Even in young adulthood, it is not too early to plan for retirement. Inflation and the expenses of living before you reach retirement age can affect your ability to retire with financial comfort. An individual retirement accounts (IRA) provides a home for your money to grow throughout the many years that you work and contribute to your retirement.
How Does an IRA Work?
An IRA is a portfolio of assets or investments rather than an investment itself. The growth of your IRA and the risk of volatility turn on the types of assets in the account. Your portfolio can include less risky items such as money market accounts, U.S. Treasury bonds and certificates of deposits. While considered generally safe, these assets yield lower rates of return than IRAs comprised of stocks, bonds, mutual funds or precious metals.
You might rollover your 401k plan into an IRA, perhaps because your employer has discontinued funding it or because you no longer work for the employer. Transfers of your 401k plan to an IRA does not trigger income taxes.
Generally, you begin your withdrawals from the IRA when you retire. Those draws may come with tax consequences, depending on the type of IRA and when the distribution occurs.
Different types of IRAs
In a traditional IRA, you may deduct contributions up to a limit set each year by the Internal Revenue Service. The extent of these tax breaks for traditional IRA contributions also depends upon whether you have an employer-provided retirement plan. If you’re covered by such a plan, your adjusted gross income determines the limit of your deductions. You do not pay taxes on a traditional IRA until you make withdraws, which you must begin no later than April 1st of the year that you turn age 70 years and six months. You face a 10 percent early withdrawal penalty for distributions prior to age 59 years and six months, unless you qualify for an exemption such as being a first-time home buyer or you are paying unreimbursed medical expenses.

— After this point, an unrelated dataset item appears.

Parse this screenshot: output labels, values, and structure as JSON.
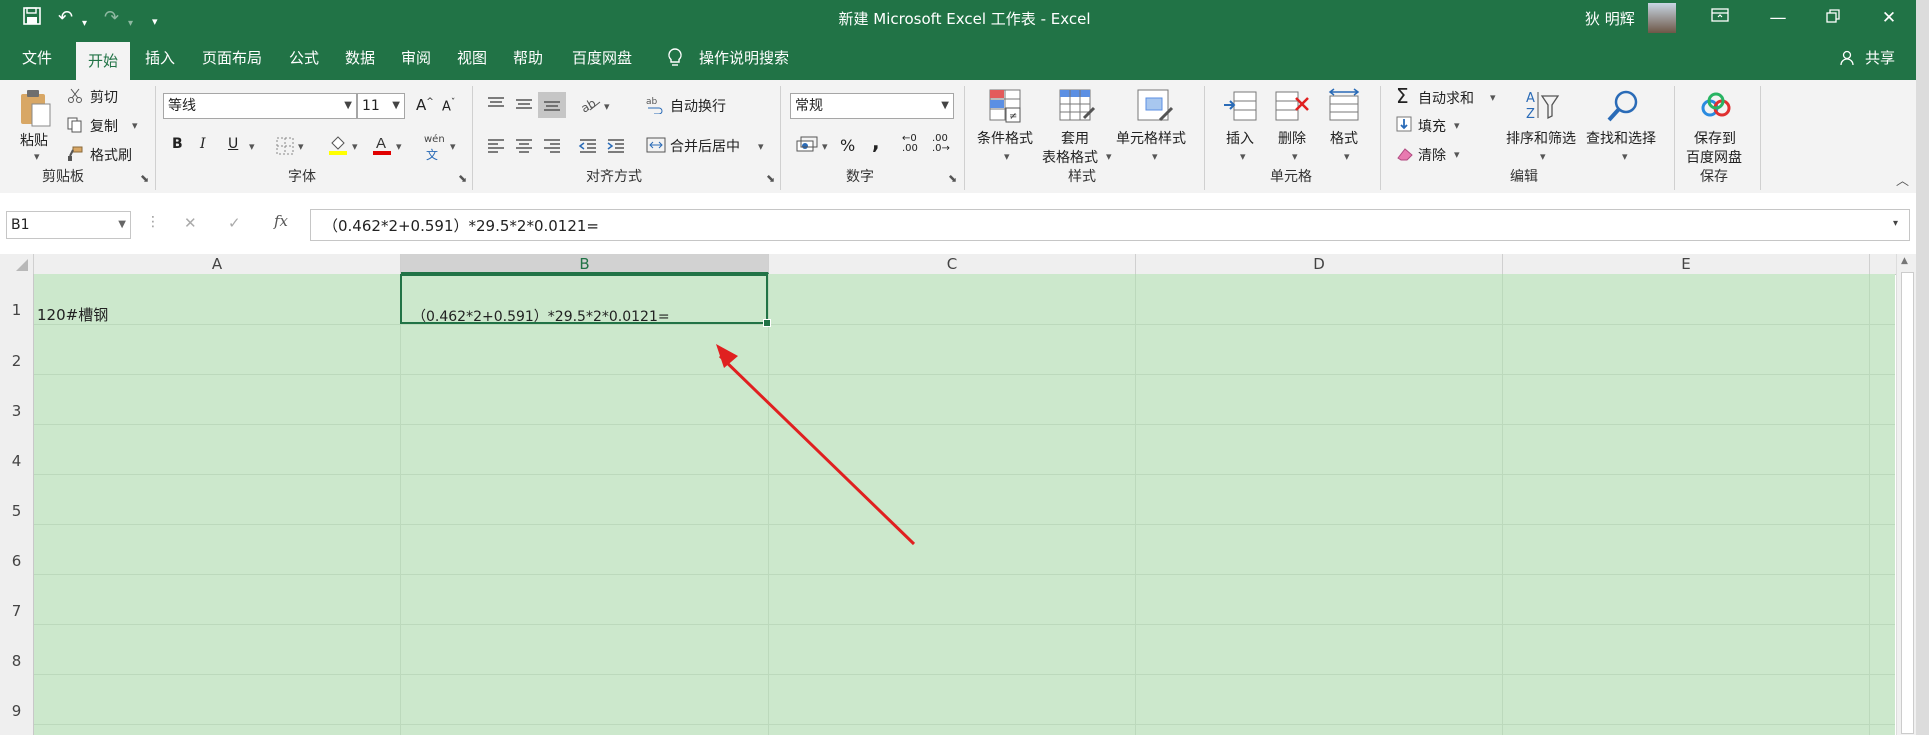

A Roth IRA has some of the opposite tax consequences from a traditional IRA. Your contributions are not deductible. However, you do not pay taxes on distributions if you make them on or after you’ve turned 59 years and six months old and have held the Roth IRA for at least five years.
In a traditional and Roth IRAs, you make contributions of money. Small business employers and self-employed individuals can contribute to their employees’ traditional IRA called a SEP IRA. If you have a SIMPLE (Savings Incentive Match Plan for Employees) IRA, your employer (a small business) matches your contributions to the plan.
With most IRAs, you have little control over the assets in the account. Typically, money market accounts, stocks, certificates of deposits and bonds form the portfolio of the IRA. Self-directed IRAs place you in control of the asset mix. In addition to or in lieu of more traditional investment products, you may select real estate, rights to oil, gas, minerals, water or timber; bitcoins or other cryptocurrencies, commodities and precious metals.
You may turn to such an account to achieve more diversification or the prospects of higher returns. Due to the potentially complex or volatile features of some assets in a self-directed IRA, you may need a financial or investment advisor to guide your IRA portfolio decisions.
Precious Metals IRAs
IRAs that contain precious metals represent one form of self-directed IRAs. These metals take the form of coins or bars that the IRA holds in trust for you. As with other assets in an IRA, the precious metals can and often fluctuate significantly in value. Factors such as the demand for jewelry, the level of mining activity (and thus the supply of precious metals), political events and inflation can affect the gold price or value of other precious metals.
The Internal Revenue Service sets specific standards for what constitutes “precious metals.” Specifically, only gold, silver, palladium or platinum can be deposited into a precious metals IRA. The items must also have a particular composition of the particular precious metal.
How Do You Put Physical Gold in an IRA?
To have an IRA with gold bars or coins, you must turn to an IRS-approved trustee or a bank. You deposit money in the IRA, and the bank or approved trustee you select acquires the gold. Otherwise, most of the general rules and principles of IRAs apply. You must observe the annual contribution limits imposed by the Internal Revenue Service.
Having a gold-based IRA can provide great returns over a period of years to support your retirement. Starting early can allow you to weather the sometimes sharp declines and over time yield value to comfortably fund your retirement.